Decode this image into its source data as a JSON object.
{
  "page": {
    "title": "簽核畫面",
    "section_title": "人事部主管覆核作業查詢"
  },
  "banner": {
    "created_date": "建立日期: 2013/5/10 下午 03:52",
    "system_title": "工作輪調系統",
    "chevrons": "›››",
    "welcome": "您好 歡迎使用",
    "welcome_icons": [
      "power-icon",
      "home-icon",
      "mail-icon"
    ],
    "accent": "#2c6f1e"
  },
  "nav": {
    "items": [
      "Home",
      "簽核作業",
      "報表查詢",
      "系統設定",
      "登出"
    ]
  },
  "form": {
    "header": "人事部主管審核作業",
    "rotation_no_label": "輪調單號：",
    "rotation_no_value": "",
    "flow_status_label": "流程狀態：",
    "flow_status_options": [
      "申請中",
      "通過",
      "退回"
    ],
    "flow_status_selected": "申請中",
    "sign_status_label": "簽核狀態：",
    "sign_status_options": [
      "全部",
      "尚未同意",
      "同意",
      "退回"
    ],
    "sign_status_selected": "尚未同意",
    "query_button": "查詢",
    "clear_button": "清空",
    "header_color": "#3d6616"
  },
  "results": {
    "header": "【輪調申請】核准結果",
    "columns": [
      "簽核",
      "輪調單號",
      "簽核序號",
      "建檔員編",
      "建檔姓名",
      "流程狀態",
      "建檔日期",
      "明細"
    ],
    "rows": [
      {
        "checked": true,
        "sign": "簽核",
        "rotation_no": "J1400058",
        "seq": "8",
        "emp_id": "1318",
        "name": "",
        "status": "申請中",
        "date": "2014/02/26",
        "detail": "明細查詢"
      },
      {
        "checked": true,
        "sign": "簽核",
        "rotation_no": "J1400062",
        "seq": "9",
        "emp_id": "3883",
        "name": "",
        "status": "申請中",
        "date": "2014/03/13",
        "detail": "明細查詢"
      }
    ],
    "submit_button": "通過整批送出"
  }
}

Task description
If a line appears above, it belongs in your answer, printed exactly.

Answer to the exercise
Decode this image into its source data as a JSON object.
{
  "page": {
    "title": "簽核畫面",
    "section_title": "人事部主管覆核作業查詢"
  },
  "banner": {
    "created_date": "建立日期: 2013/5/10 下午 03:52",
    "system_title": "工作輪調系統",
    "chevrons": "›››",
    "welcome": "您好 歡迎使用",
    "welcome_icons": [
      "power-icon",
      "home-icon",
      "mail-icon"
    ],
    "accent": "#2c6f1e"
  },
  "nav": {
    "items": [
      "Home",
      "簽核作業",
      "報表查詢",
      "系統設定",
      "登出"
    ]
  },
  "form": {
    "header": "人事部主管審核作業",
    "rotation_no_label": "輪調單號：",
    "rotation_no_value": "",
    "flow_status_label": "流程狀態：",
    "flow_status_options": [
      "申請中",
      "通過",
      "退回"
    ],
    "flow_status_selected": "申請中",
    "sign_status_label": "簽核狀態：",
    "sign_status_options": [
      "全部",
      "尚未同意",
      "同意",
      "退回"
    ],
    "sign_status_selected": "尚未同意",
    "query_button": "查詢",
    "clear_button": "清空",
    "header_color": "#3d6616"
  },
  "results": {
    "header": "【輪調申請】核准結果",
    "columns": [
      "簽核",
      "輪調單號",
      "簽核序號",
      "建檔員編",
      "建檔姓名",
      "流程狀態",
      "建檔日期",
      "明細"
    ],
    "rows": [
      {
        "checked": true,
        "sign": "簽核",
        "rotation_no": "J1400058",
        "seq": "8",
        "emp_id": "1318",
        "name": "",
        "status": "申請中",
        "date": "2014/02/26",
        "detail": "明細查詢"
      },
      {
        "checked": true,
        "sign": "簽核",
        "rotation_no": "J1400062",
        "seq": "9",
        "emp_id": "3883",
        "name": "",
        "status": "申請中",
        "date": "2014/03/13",
        "detail": "明細查詢"
      }
    ],
    "submit_button": "通過整批送出"
  }
}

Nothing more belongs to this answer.